I just could not put the pieces together.
No one listened to me.
What was the problem?
Then one day I saw a small article in a newspaper.
Could your child have dyslexia?
Ten points were listed.
If you scored 6 or over your child might have dyslexia.
My son had 9 out of 10.
Maybe this was the answer.
Now what to do?
If you are reading this and have concerns I’d say the first thing to do is not to panic.
Gather as much information as you can.
Then seek a diagnosis.
In time I may write about,
the mixture of panic and relief I felt,
How we went about helping them learn their way.
What worked for them,
and what was a waste of time.
Suffice to note at this point that the eldest is doing extremely well in school, and is hoping to enter college next September.
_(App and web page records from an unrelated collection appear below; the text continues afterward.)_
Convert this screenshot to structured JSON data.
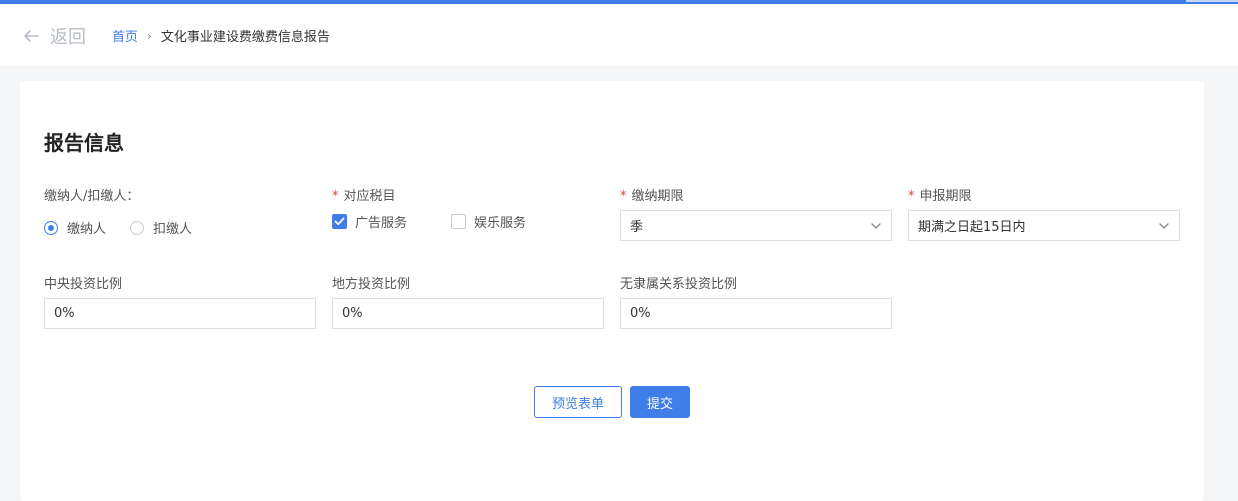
{
  "header": {
    "back_label": "返回",
    "breadcrumb": {
      "home": "首页",
      "current": "文化事业建设费缴费信息报告"
    }
  },
  "section": {
    "title": "报告信息"
  },
  "form": {
    "payer_type": {
      "label": "缴纳人/扣缴人：",
      "options": [
        {
          "label": "缴纳人",
          "selected": true
        },
        {
          "label": "扣缴人",
          "selected": false
        }
      ]
    },
    "tax_item": {
      "required_mark": "*",
      "label": "对应税目",
      "options": [
        {
          "label": "广告服务",
          "checked": true
        },
        {
          "label": "娱乐服务",
          "checked": false
        }
      ]
    },
    "payment_period": {
      "required_mark": "*",
      "label": "缴纳期限",
      "value": "季"
    },
    "filing_deadline": {
      "required_mark": "*",
      "label": "申报期限",
      "value": "期满之日起15日内"
    },
    "central_ratio": {
      "label": "中央投资比例",
      "value": "0%"
    },
    "local_ratio": {
      "label": "地方投资比例",
      "value": "0%"
    },
    "unaffiliated_ratio": {
      "label": "无隶属关系投资比例",
      "value": "0%"
    }
  },
  "actions": {
    "preview_label": "预览表单",
    "submit_label": "提交"
  },
  "colors": {
    "accent": "#3f7ee8",
    "required": "#e0443a",
    "page_bg": "#f5f6f8"
  },
  "icons": {
    "back": "arrow-left-icon",
    "breadcrumb_sep": "chevron-right-icon",
    "select": "chevron-down-icon",
    "check": "checkmark-icon"
  }
}
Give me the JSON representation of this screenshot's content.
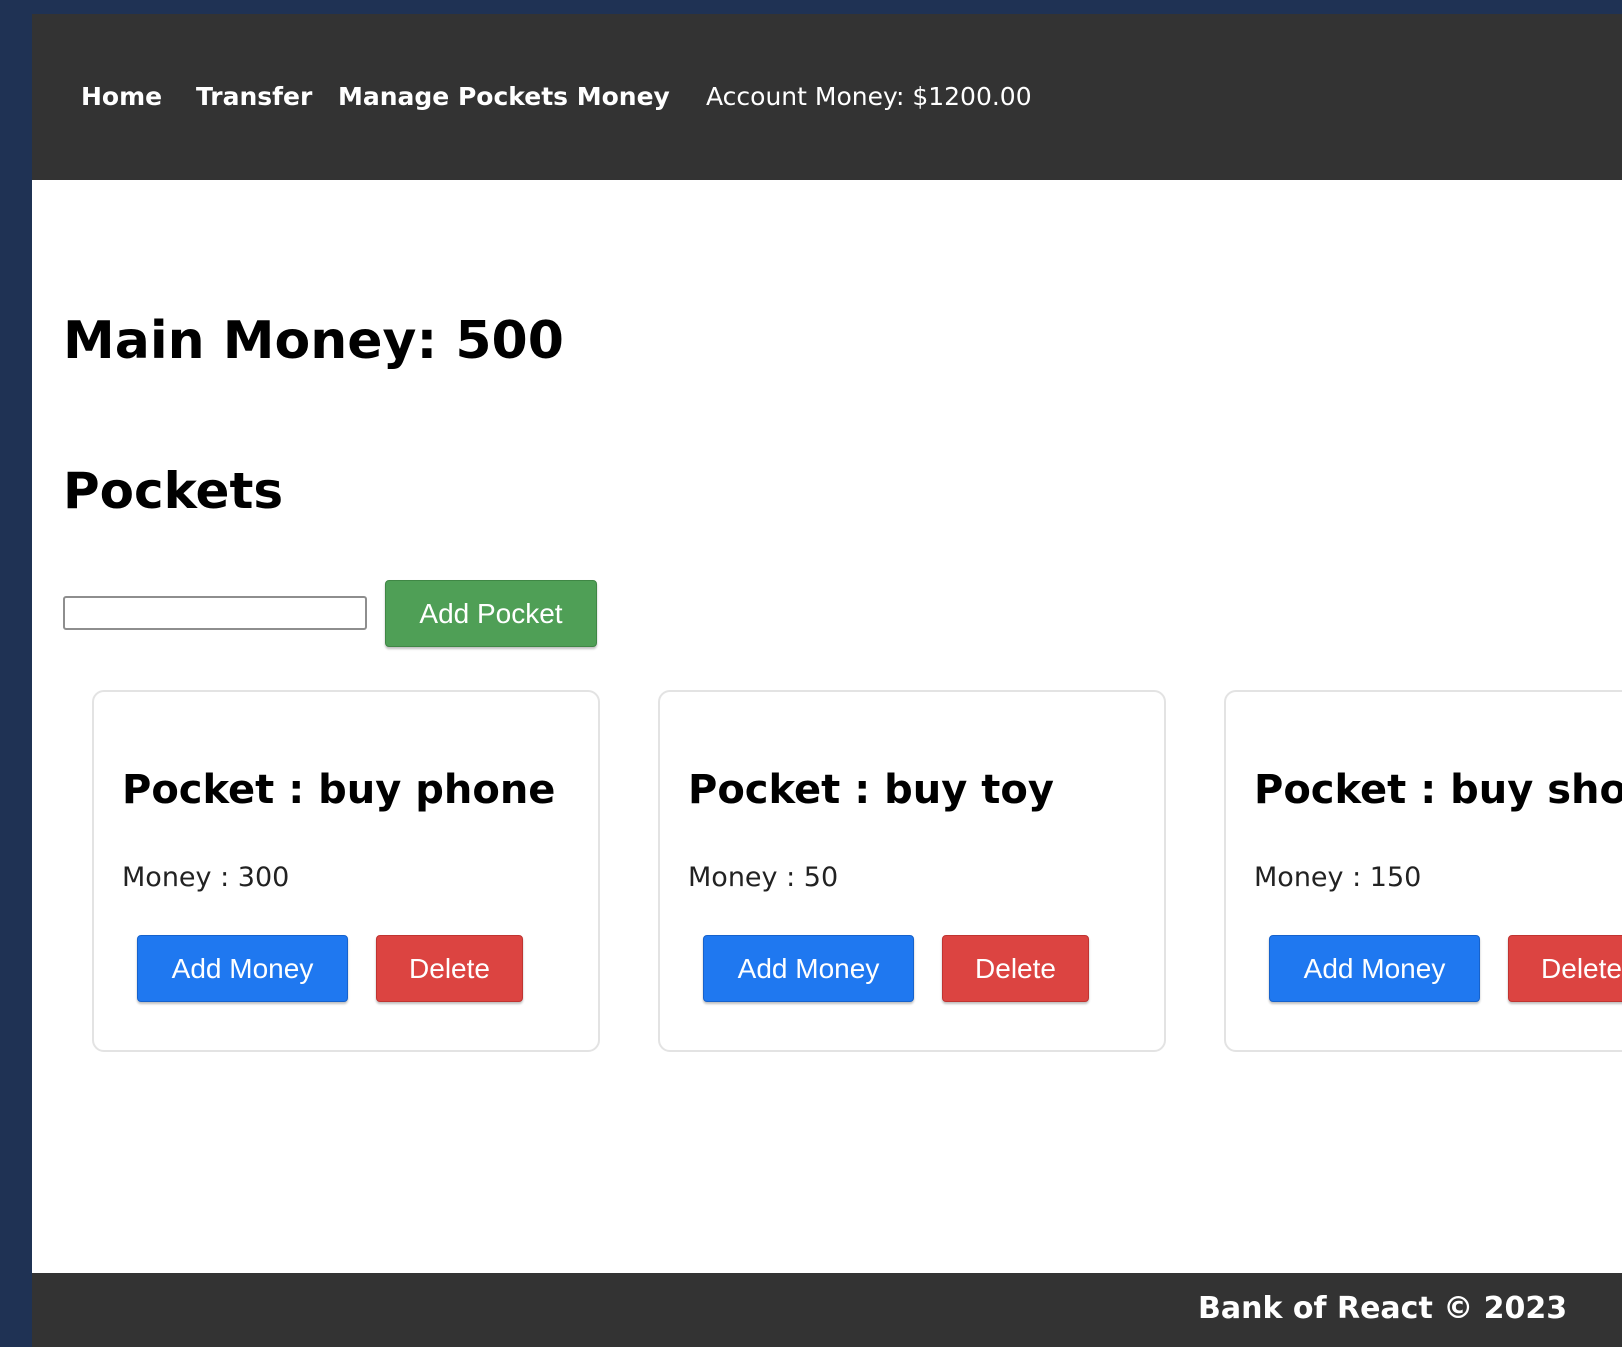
{
  "nav": {
    "home": "Home",
    "transfer": "Transfer",
    "manage": "Manage Pockets Money",
    "account_money": "Account Money: $1200.00"
  },
  "main": {
    "main_money": "Main Money: 500",
    "pockets_heading": "Pockets",
    "input_value": "",
    "add_pocket_label": "Add Pocket"
  },
  "pockets": [
    {
      "title": "Pocket : buy phone",
      "money": "Money : 300",
      "add_label": "Add Money",
      "delete_label": "Delete"
    },
    {
      "title": "Pocket : buy toy",
      "money": "Money : 50",
      "add_label": "Add Money",
      "delete_label": "Delete"
    },
    {
      "title": "Pocket : buy shoe",
      "money": "Money : 150",
      "add_label": "Add Money",
      "delete_label": "Delete"
    }
  ],
  "footer": {
    "text": "Bank of React © 2023"
  },
  "colors": {
    "navbar": "#333333",
    "add_pocket": "#4f9f56",
    "add_money": "#1f78f0",
    "delete": "#dc4441"
  }
}
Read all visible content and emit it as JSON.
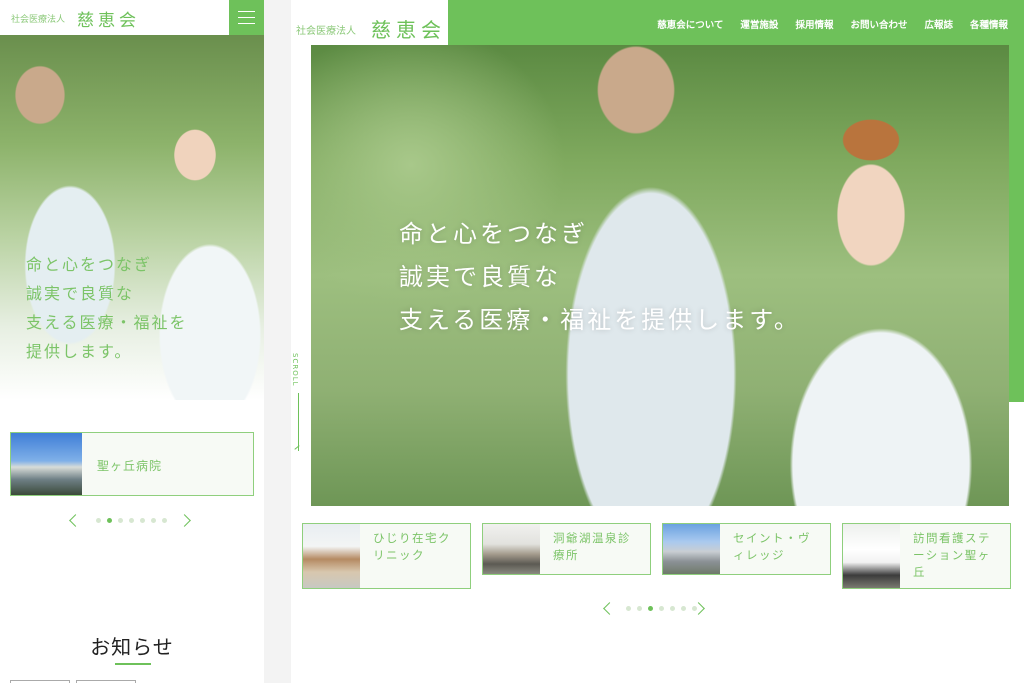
{
  "mobile": {
    "header": {
      "corp_type": "社会医療法人",
      "org_name": "慈恵会",
      "menu_icon": "hamburger-icon"
    },
    "hero": {
      "copy_lines": [
        "命と心をつなぎ",
        "誠実で良質な",
        "支える医療・福祉を",
        "提供します。"
      ]
    },
    "facility_card": {
      "label": "聖ヶ丘病院",
      "image": "hospital-building-photo"
    },
    "slider": {
      "dot_count": 7,
      "active_index": 1,
      "prev_icon": "chevron-left-icon",
      "next_icon": "chevron-right-icon"
    },
    "news": {
      "heading": "お知らせ"
    }
  },
  "desktop": {
    "header": {
      "corp_type": "社会医療法人",
      "org_name": "慈恵会",
      "nav": [
        "慈恵会について",
        "運営施設",
        "採用情報",
        "お問い合わせ",
        "広報誌",
        "各種情報"
      ]
    },
    "hero": {
      "copy_lines": [
        "命と心をつなぎ",
        "誠実で良質な",
        "支える医療・福祉を提供します。"
      ],
      "scroll_label": "SCROLL"
    },
    "facility_cards": [
      {
        "label": "ひじり在宅クリニック",
        "image": "clinic-building-photo"
      },
      {
        "label": "洞爺湖温泉診療所",
        "image": "clinic-entrance-photo"
      },
      {
        "label": "セイント・ヴィレッジ",
        "image": "residence-building-photo"
      },
      {
        "label": "訪問看護ステーション聖ヶ丘",
        "image": "nursing-van-photo"
      }
    ],
    "slider": {
      "dot_count": 7,
      "active_index": 2,
      "prev_icon": "chevron-left-icon",
      "next_icon": "chevron-right-icon"
    }
  },
  "colors": {
    "accent": "#6ec15a",
    "accent_text": "#7cc468",
    "card_border": "#8fcf7d"
  }
}
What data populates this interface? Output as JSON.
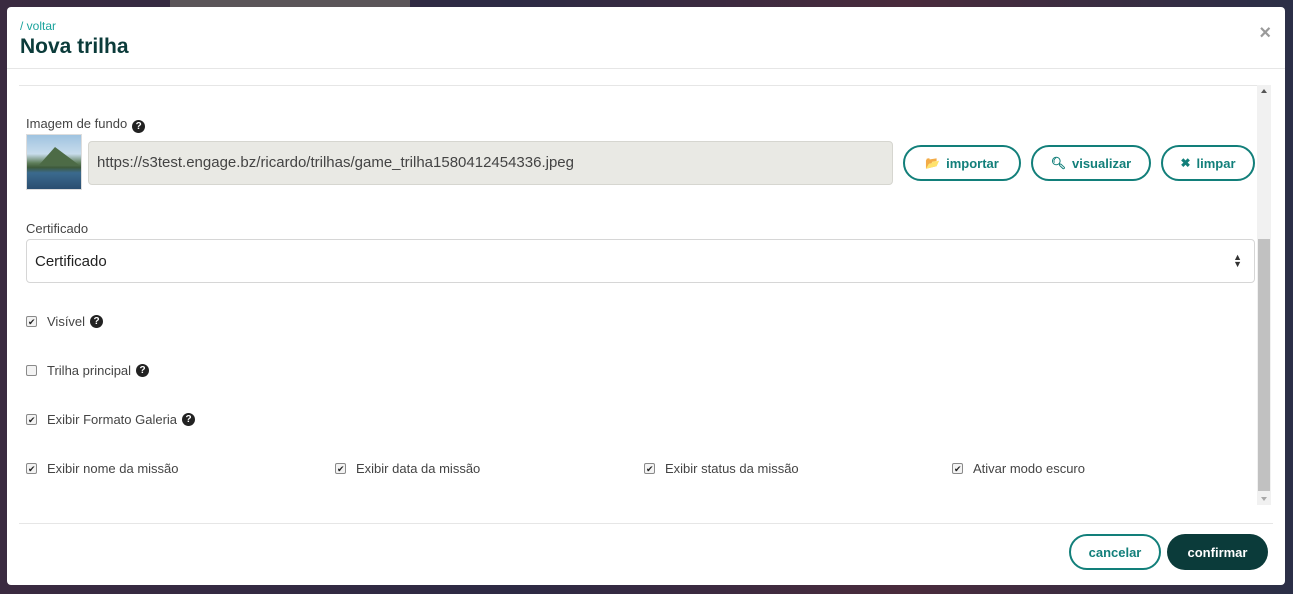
{
  "header": {
    "back_link": "/ voltar",
    "title": "Nova trilha",
    "close": "×"
  },
  "background_image": {
    "label": "Imagem de fundo",
    "url_value": "https://s3test.engage.bz/ricardo/trilhas/game_trilha1580412454336.jpeg",
    "buttons": {
      "import": "importar",
      "view": "visualizar",
      "clear": "limpar"
    }
  },
  "certificate": {
    "label": "Certificado",
    "selected": "Certificado"
  },
  "options": {
    "visible": {
      "label": "Visível",
      "checked": true
    },
    "main_track": {
      "label": "Trilha principal",
      "checked": false
    },
    "gallery": {
      "label": "Exibir Formato Galeria",
      "checked": true
    },
    "show_mission_name": {
      "label": "Exibir nome da missão",
      "checked": true
    },
    "show_mission_date": {
      "label": "Exibir data da missão",
      "checked": true
    },
    "show_mission_status": {
      "label": "Exibir status da missão",
      "checked": true
    },
    "dark_mode": {
      "label": "Ativar modo escuro",
      "checked": true
    }
  },
  "footer": {
    "cancel": "cancelar",
    "confirm": "confirmar"
  },
  "colors": {
    "accent": "#127f7a",
    "primary_dark": "#0b3b3a",
    "link": "#1aa39c"
  },
  "icons": {
    "help": "question-circle-icon",
    "import": "folder-open-icon",
    "view": "search-icon",
    "clear": "times-icon"
  }
}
He sees no limits.
The younger one is at the stage where she needs help still, but is greatly encouraged seeing her brother manage.
I no longer see dyslexia as a big deal.
The lighter side of it is we get the best cards written phonetically by my youngest.
The only one who can read them easily is my son!
I couldn’t imagine either of them any other way.
Dyslexia does not define them.
They are who they are and they are both magic!
photo credit: <a href=”http://www.flickr.com/photos/whatdavesees/2529101826/”>WhatDaveSees</a> via <a href=”http://photopin.com”>photopin</a> <a href=”http://creativecommons.org/licenses/by-nc-sa/2.0/”>cc</a>
photo credit: <a href=”http://www.flickr.com/photos/dwulff/17892243/”>David Wulff</a> via <a href=”http://photopin.com”>photopin</a> <a href=”http://creativecommons.org/licenses/by-nc-nd/2.0/”>cc</a>